PROVIDED RECORDS START

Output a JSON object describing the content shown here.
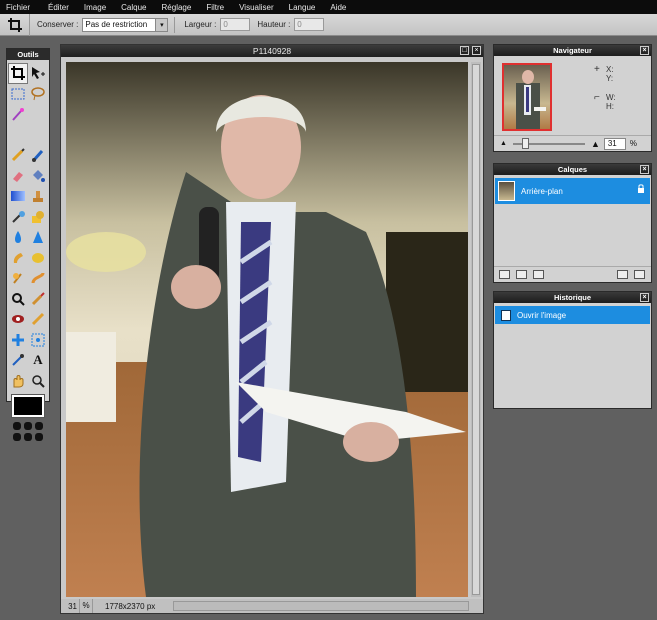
{
  "menu": [
    "Fichier",
    "Éditer",
    "Image",
    "Calque",
    "Réglage",
    "Filtre",
    "Visualiser",
    "Langue",
    "Aide"
  ],
  "options": {
    "conserver_label": "Conserver :",
    "conserver_value": "Pas de restriction",
    "largeur_label": "Largeur :",
    "largeur_value": "0",
    "hauteur_label": "Hauteur :",
    "hauteur_value": "0"
  },
  "tools_panel": {
    "title": "Outils",
    "foreground_color": "#000000",
    "items": [
      "crop-icon",
      "move-icon",
      "rect-select-icon",
      "lasso-icon",
      "magic-wand-icon",
      "pencil-icon",
      "brush-icon",
      "eraser-icon",
      "paint-bucket-icon",
      "gradient-icon",
      "stamp-icon",
      "color-replace-icon",
      "drawing-icon",
      "blur-icon",
      "sharpen-icon",
      "smudge-icon",
      "sponge-icon",
      "dodge-icon",
      "burn-icon",
      "red-eye-icon",
      "spot-heal-icon",
      "bloat-icon",
      "pinch-icon",
      "color-picker-icon",
      "type-icon",
      "hand-icon",
      "zoom-icon"
    ]
  },
  "image_window": {
    "title": "P1140928",
    "zoom": "31",
    "zoom_unit": "%",
    "dimensions": "1778x2370 px"
  },
  "navigator": {
    "title": "Navigateur",
    "x_label": "X:",
    "y_label": "Y:",
    "w_label": "W:",
    "h_label": "H:",
    "zoom_value": "31",
    "zoom_unit": "%"
  },
  "layers": {
    "title": "Calques",
    "items": [
      {
        "name": "Arrière-plan"
      }
    ]
  },
  "history": {
    "title": "Historique",
    "items": [
      {
        "name": "Ouvrir l'image"
      }
    ]
  },
  "colors": {
    "selection_blue": "#1d8de0",
    "menubar_bg": "#0c0c0c",
    "workspace_bg": "#606060"
  }
}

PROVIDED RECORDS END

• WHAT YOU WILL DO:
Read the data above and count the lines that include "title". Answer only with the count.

• EXERCISE SOLUTION:
5